It is those fundamentals that are shifting. They’re not shifting dramatically or overnight. But the writing is on the wall. Something having to do with a critical mass of social data will replace PageRank, because it simply has to. PageRank is actually social too, but it’s social between invisible-hand unaccountable webmasters. The value of PageRank and anchor text analysis and the link graph are gradually diminishing—or at least not going up at the same rate as the value of rapidly accumulating social signals. Soon, there will be a cross-over. And when that cross-over occurs… well, that’s where the idea of sudden soil liquefaction occurs.
Flash forward… the whole day has passed. Prior to this paragraph, the entire blog post was on the subway going into work. I didn’t even have the energy to write on the ride home. This will just close out comments on the day. The introduction to the new client went well. This is exactly the sort of account that I’m good at. I’ve picked apart their situation well. They are a category killer with a top position on a coveted keyword, which is their bread and butter. But they have also reached the point of diminishing returns on additional efforts in excessively similar keyword-space. It’s time to “spiral out” to other keyword spaces that they service.
I also spent a lot of time as it happens refining that Future of SEO Powerpoint. I have to re-record it, because we forgot to turn off the pointer on the screencast recording, but that’s fine because I used the time to improve the graphics and improve the script. I really want this one to be up to snuff with the spot-on accurate fortune-telling I did in 2009. Things are equally as clear to me now. I’m not as grave about the situation as Aaron Wall and WordStream. But I do see an attack on “free listings”—what we call natural or organic results. There’s nothing natural or organic about them. They’re algorithmically generated editorial content that’s paid-for by the ads. A balance will be struck, but one that cherry-picks the best attention-space for ads, and marginalizes the SEO world a bit. Perhaps not so much to kill off all the good guys, but certainly enough to disinvent the bad guys.
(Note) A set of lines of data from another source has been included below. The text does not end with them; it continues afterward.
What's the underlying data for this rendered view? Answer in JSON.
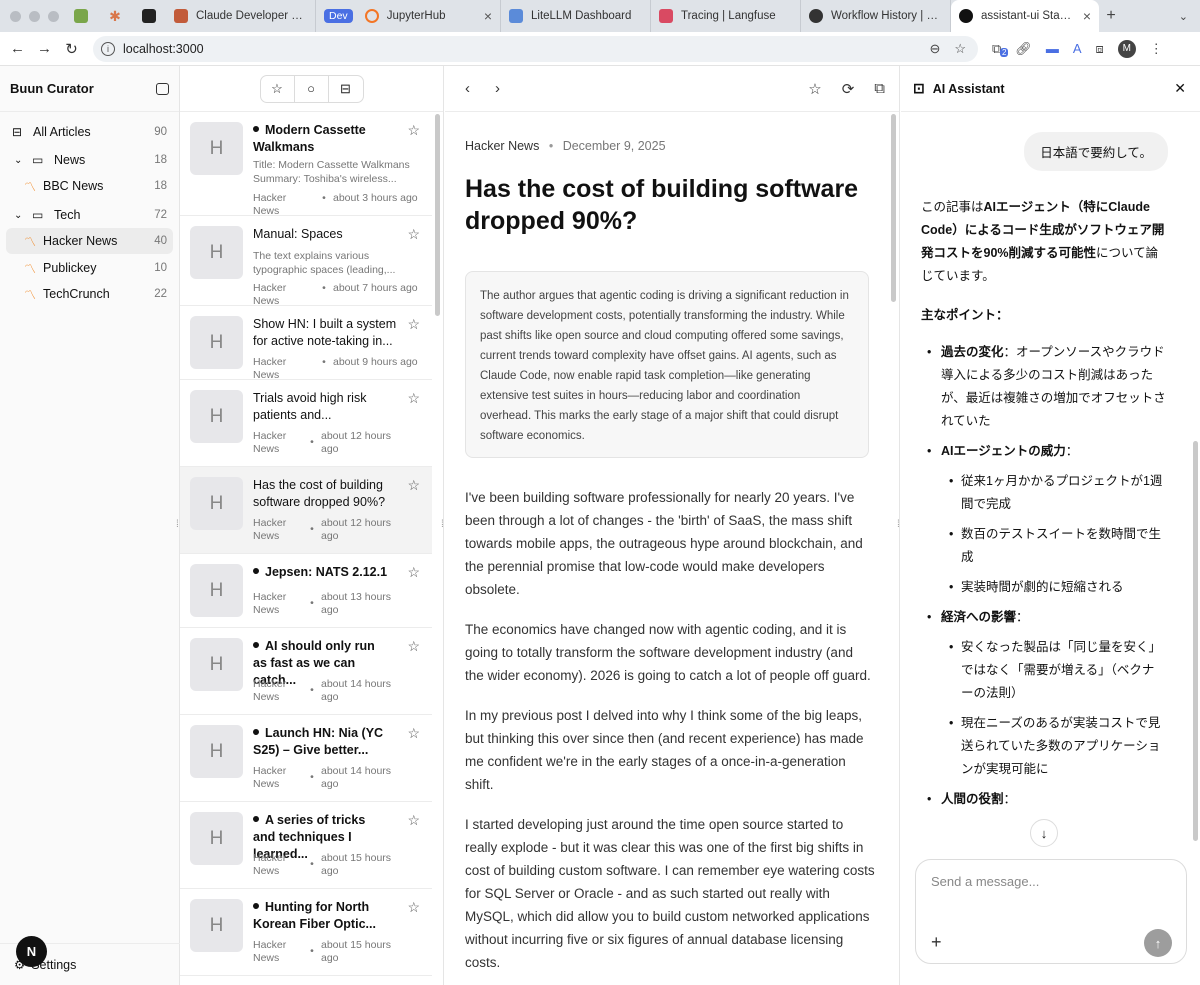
{
  "browser": {
    "tabs": [
      {
        "title": "Claude Developer Platf",
        "color": "#c25b3a"
      },
      {
        "title": "JupyterHub",
        "color": "#f37626",
        "badge": "Dev"
      },
      {
        "title": "LiteLLM Dashboard",
        "color": "#5b8bd9"
      },
      {
        "title": "Tracing | Langfuse",
        "color": "#d94a62"
      },
      {
        "title": "Workflow History | pro",
        "color": "#333333"
      },
      {
        "title": "assistant-ui Starter Ap",
        "color": "#111111"
      }
    ],
    "url": "localhost:3000",
    "profile_initial": "M",
    "ext_badge": "2"
  },
  "sidebar": {
    "title": "Buun Curator",
    "items": [
      {
        "label": "All Articles",
        "count": "90"
      },
      {
        "label": "News",
        "count": "18"
      },
      {
        "label": "BBC News",
        "count": "18"
      },
      {
        "label": "Tech",
        "count": "72"
      },
      {
        "label": "Hacker News",
        "count": "40"
      },
      {
        "label": "Publickey",
        "count": "10"
      },
      {
        "label": "TechCrunch",
        "count": "22"
      }
    ],
    "settings_label": "Settings",
    "logo_letter": "N"
  },
  "articles": [
    {
      "thumb": "H",
      "title": "Modern Cassette Walkmans",
      "summary": "Title: Modern Cassette Walkmans Summary: Toshiba's wireless...",
      "source": "Hacker News",
      "ago": "about 3 hours ago"
    },
    {
      "thumb": "H",
      "title": "Manual: Spaces",
      "summary": "The text explains various typographic spaces (leading,...",
      "source": "Hacker News",
      "ago": "about 7 hours ago"
    },
    {
      "thumb": "H",
      "title": "Show HN: I built a system for active note-taking in...",
      "source": "Hacker News",
      "ago": "about 9 hours ago"
    },
    {
      "thumb": "H",
      "title": "Trials avoid high risk patients and...",
      "source": "Hacker News",
      "ago": "about 12 hours ago"
    },
    {
      "thumb": "H",
      "title": "Has the cost of building software dropped 90%?",
      "source": "Hacker News",
      "ago": "about 12 hours ago"
    },
    {
      "thumb": "H",
      "title": "Jepsen: NATS 2.12.1",
      "source": "Hacker News",
      "ago": "about 13 hours ago"
    },
    {
      "thumb": "H",
      "title": "AI should only run as fast as we can catch...",
      "source": "Hacker News",
      "ago": "about 14 hours ago"
    },
    {
      "thumb": "H",
      "title": "Launch HN: Nia (YC S25) – Give better...",
      "source": "Hacker News",
      "ago": "about 14 hours ago"
    },
    {
      "thumb": "H",
      "title": "A series of tricks and techniques I learned...",
      "source": "Hacker News",
      "ago": "about 15 hours ago"
    },
    {
      "thumb": "H",
      "title": "Hunting for North Korean Fiber Optic...",
      "source": "Hacker News",
      "ago": "about 15 hours ago"
    }
  ],
  "reader": {
    "source": "Hacker News",
    "date": "December 9, 2025",
    "title": "Has the cost of building software dropped 90%?",
    "summary": "The author argues that agentic coding is driving a significant reduction in software development costs, potentially transforming the industry. While past shifts like open source and cloud computing offered some savings, current trends toward complexity have offset gains. AI agents, such as Claude Code, now enable rapid task completion—like generating extensive test suites in hours—reducing labor and coordination overhead. This marks the early stage of a major shift that could disrupt software economics.",
    "paragraphs": [
      "I've been building software professionally for nearly 20 years. I've been through a lot of changes - the 'birth' of SaaS, the mass shift towards mobile apps, the outrageous hype around blockchain, and the perennial promise that low-code would make developers obsolete.",
      "The economics have changed now with agentic coding, and it is going to totally transform the software development industry (and the wider economy). 2026 is going to catch a lot of people off guard.",
      "In my previous post I delved into why I think some of the big leaps, but thinking this over since then (and recent experience) has made me confident we're in the early stages of a once-in-a-generation shift.",
      "I started developing just around the time open source started to really explode - but it was clear this was one of the first big shifts in cost of building custom software. I can remember eye watering costs for SQL Server or Oracle - and as such started out really with MySQL, which did allow you to build custom networked applications without incurring five or six figures of annual database licensing costs."
    ]
  },
  "assistant": {
    "title": "AI Assistant",
    "user_message": "日本語で要約して。",
    "intro_pre": "この記事は",
    "intro_bold": "AIエージェント（特にClaude Code）によるコード生成がソフトウェア開発コストを90%削減する可能性",
    "intro_post": "について論じています。",
    "points_heading": "主なポイント：",
    "points": [
      {
        "label": "過去の変化",
        "text": "：オープンソースやクラウド導入による多少のコスト削減はあったが、最近は複雑さの増加でオフセットされていた",
        "sub": []
      },
      {
        "label": "AIエージェントの威力",
        "text": "：",
        "sub": [
          "従来1ヶ月かかるプロジェクトが1週間で完成",
          "数百のテストスイートを数時間で生成",
          "実装時間が劇的に短縮される"
        ]
      },
      {
        "label": "経済への影響",
        "text": "：",
        "sub": [
          "安くなった製品は「同じ量を安く」ではなく「需要が増える」（ベクナーの法則）",
          "現在ニーズのあるが実装コストで見送られていた多数のアプリケーションが実現可能に"
        ]
      },
      {
        "label": "人間の役割",
        "text": "：",
        "sub": []
      }
    ],
    "input_placeholder": "Send a message..."
  }
}
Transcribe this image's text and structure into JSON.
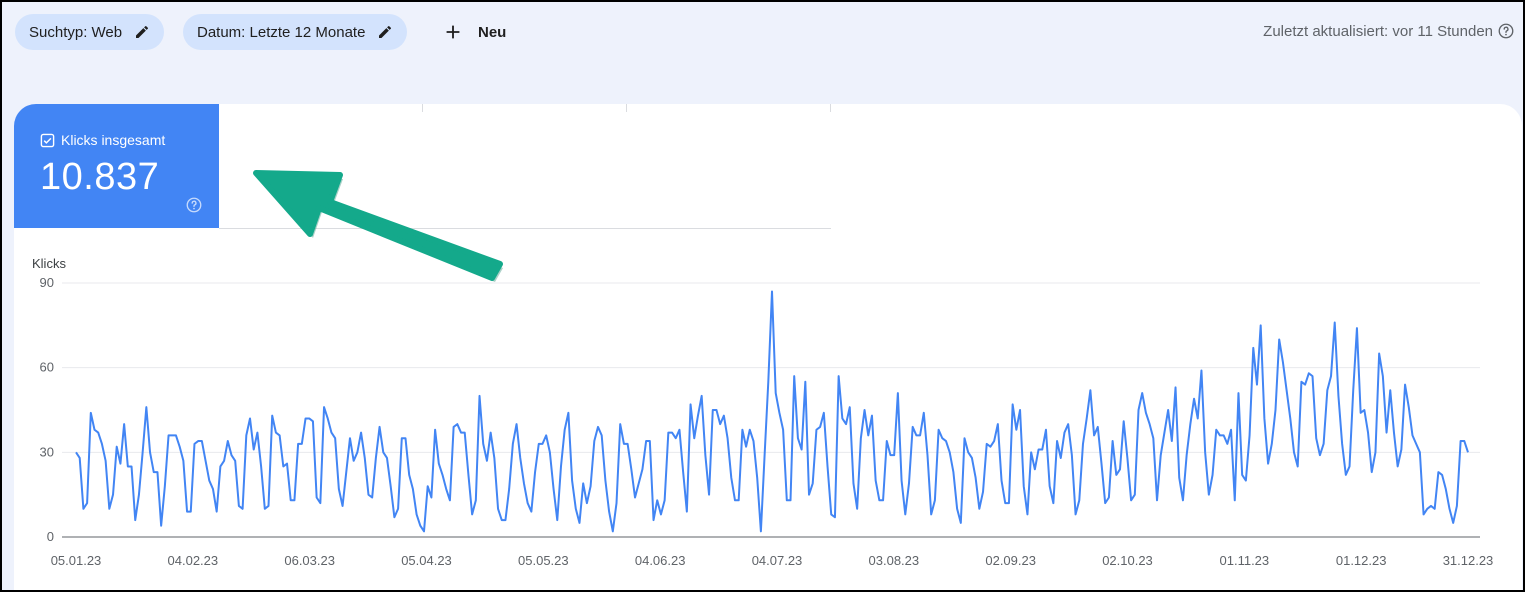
{
  "filters": {
    "search_type": "Suchtyp: Web",
    "date": "Datum: Letzte 12 Monate",
    "new_label": "Neu"
  },
  "status": {
    "updated_text": "Zuletzt aktualisiert: vor 11 Stunden"
  },
  "metric_card": {
    "label": "Klicks insgesamt",
    "value": "10.837",
    "checked": true
  },
  "colors": {
    "accent": "#4285f4",
    "arrow": "#14a98b",
    "chip": "#d3e3fd"
  },
  "icons": [
    "pencil-icon",
    "plus-icon",
    "help-circle-icon",
    "checkbox-icon",
    "arrow-annotation"
  ],
  "chart_data": {
    "type": "line",
    "ylabel": "Klicks",
    "ylim": [
      0,
      90
    ],
    "yticks": [
      0,
      30,
      60,
      90
    ],
    "x_ticks": [
      "05.01.23",
      "04.02.23",
      "06.03.23",
      "05.04.23",
      "05.05.23",
      "04.06.23",
      "04.07.23",
      "03.08.23",
      "02.09.23",
      "02.10.23",
      "01.11.23",
      "01.12.23",
      "31.12.23"
    ],
    "x_range": [
      "05.01.23",
      "31.12.23"
    ],
    "grid": true,
    "series": [
      {
        "color": "#4285f4",
        "values": [
          30,
          28,
          10,
          12,
          44,
          38,
          37,
          33,
          27,
          10,
          15,
          32,
          26,
          40,
          25,
          25,
          6,
          15,
          30,
          46,
          30,
          23,
          23,
          4,
          18,
          36,
          36,
          36,
          32,
          27,
          9,
          9,
          33,
          34,
          34,
          27,
          20,
          17,
          9,
          25,
          27,
          34,
          29,
          27,
          11,
          10,
          36,
          42,
          31,
          37,
          25,
          10,
          11,
          43,
          37,
          36,
          25,
          26,
          13,
          13,
          33,
          33,
          42,
          42,
          41,
          14,
          12,
          46,
          42,
          37,
          35,
          17,
          11,
          23,
          35,
          27,
          30,
          37,
          28,
          15,
          14,
          28,
          39,
          30,
          28,
          18,
          7,
          10,
          35,
          35,
          22,
          17,
          8,
          4,
          2,
          18,
          14,
          38,
          26,
          22,
          17,
          13,
          39,
          40,
          37,
          37,
          22,
          8,
          13,
          50,
          33,
          27,
          37,
          28,
          10,
          6,
          6,
          17,
          33,
          40,
          28,
          19,
          12,
          9,
          23,
          33,
          33,
          36,
          30,
          17,
          6,
          25,
          38,
          44,
          20,
          10,
          5,
          19,
          12,
          18,
          34,
          39,
          36,
          20,
          9,
          2,
          12,
          40,
          33,
          33,
          24,
          14,
          19,
          24,
          34,
          34,
          6,
          13,
          8,
          13,
          37,
          37,
          35,
          38,
          23,
          9,
          47,
          35,
          43,
          50,
          29,
          15,
          45,
          45,
          40,
          43,
          35,
          21,
          13,
          13,
          38,
          32,
          38,
          34,
          21,
          2,
          29,
          55,
          87,
          51,
          44,
          38,
          13,
          13,
          57,
          35,
          31,
          55,
          15,
          19,
          38,
          39,
          44,
          25,
          8,
          7,
          57,
          42,
          40,
          46,
          19,
          10,
          35,
          45,
          36,
          43,
          20,
          13,
          13,
          34,
          29,
          29,
          51,
          20,
          8,
          19,
          39,
          36,
          36,
          44,
          29,
          8,
          13,
          38,
          35,
          34,
          30,
          23,
          10,
          5,
          35,
          30,
          28,
          21,
          10,
          16,
          33,
          32,
          34,
          40,
          20,
          12,
          12,
          47,
          38,
          45,
          18,
          8,
          30,
          24,
          31,
          31,
          38,
          18,
          12,
          34,
          28,
          37,
          40,
          29,
          8,
          13,
          33,
          42,
          52,
          36,
          39,
          26,
          12,
          14,
          34,
          22,
          24,
          41,
          28,
          13,
          15,
          45,
          51,
          44,
          40,
          35,
          13,
          29,
          37,
          45,
          34,
          53,
          21,
          13,
          29,
          40,
          49,
          42,
          59,
          30,
          15,
          22,
          38,
          36,
          36,
          33,
          38,
          13,
          51,
          22,
          20,
          36,
          67,
          54,
          75,
          42,
          26,
          33,
          45,
          70,
          62,
          52,
          42,
          30,
          25,
          55,
          54,
          58,
          57,
          35,
          29,
          33,
          52,
          57,
          76,
          50,
          33,
          22,
          25,
          52,
          74,
          44,
          45,
          37,
          23,
          30,
          65,
          57,
          37,
          52,
          37,
          25,
          31,
          54,
          46,
          36,
          33,
          30,
          8,
          10,
          11,
          10,
          23,
          22,
          17,
          10,
          5,
          11,
          34,
          34,
          30
        ]
      }
    ]
  }
}
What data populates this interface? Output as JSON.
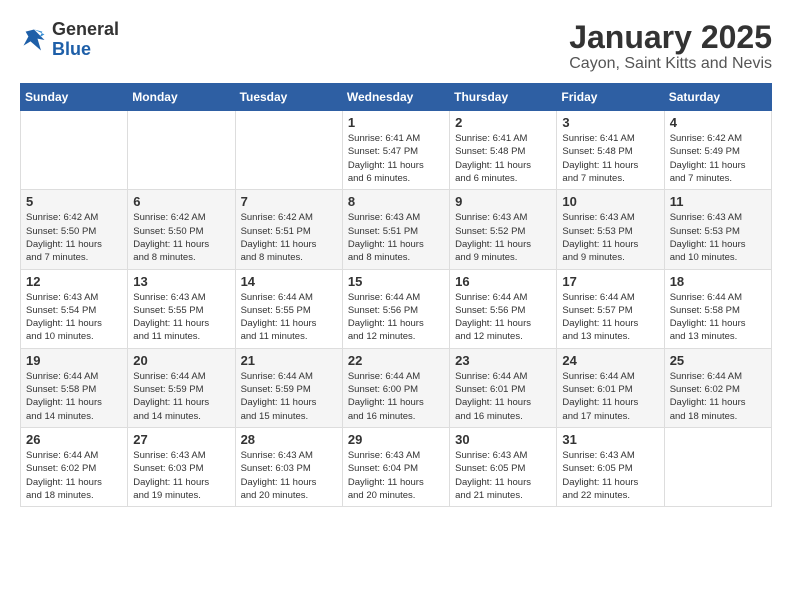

With all these Panda and Penguin algorithm updates, coupled with all the Webmaster Tools warnings to webmasters about suspected bad links, I can’t help but feel there is an attempt to squeeze out a few more years of life from PageRank while social signals aquire enough critical mass to replace them. On that day, having the a href link manipulation skills will be about as useful as your old Active Server Page skills. Sure, a few fundamentals will carry over. Site hierarchy will still be important in order to avoid the target dilution problem. And you will still want to line-up the keyword crosshairs. But now, it’s all for different reasons. Now, it’s to make the best possible URL destination “canvas” upon which to work your social SEO magic.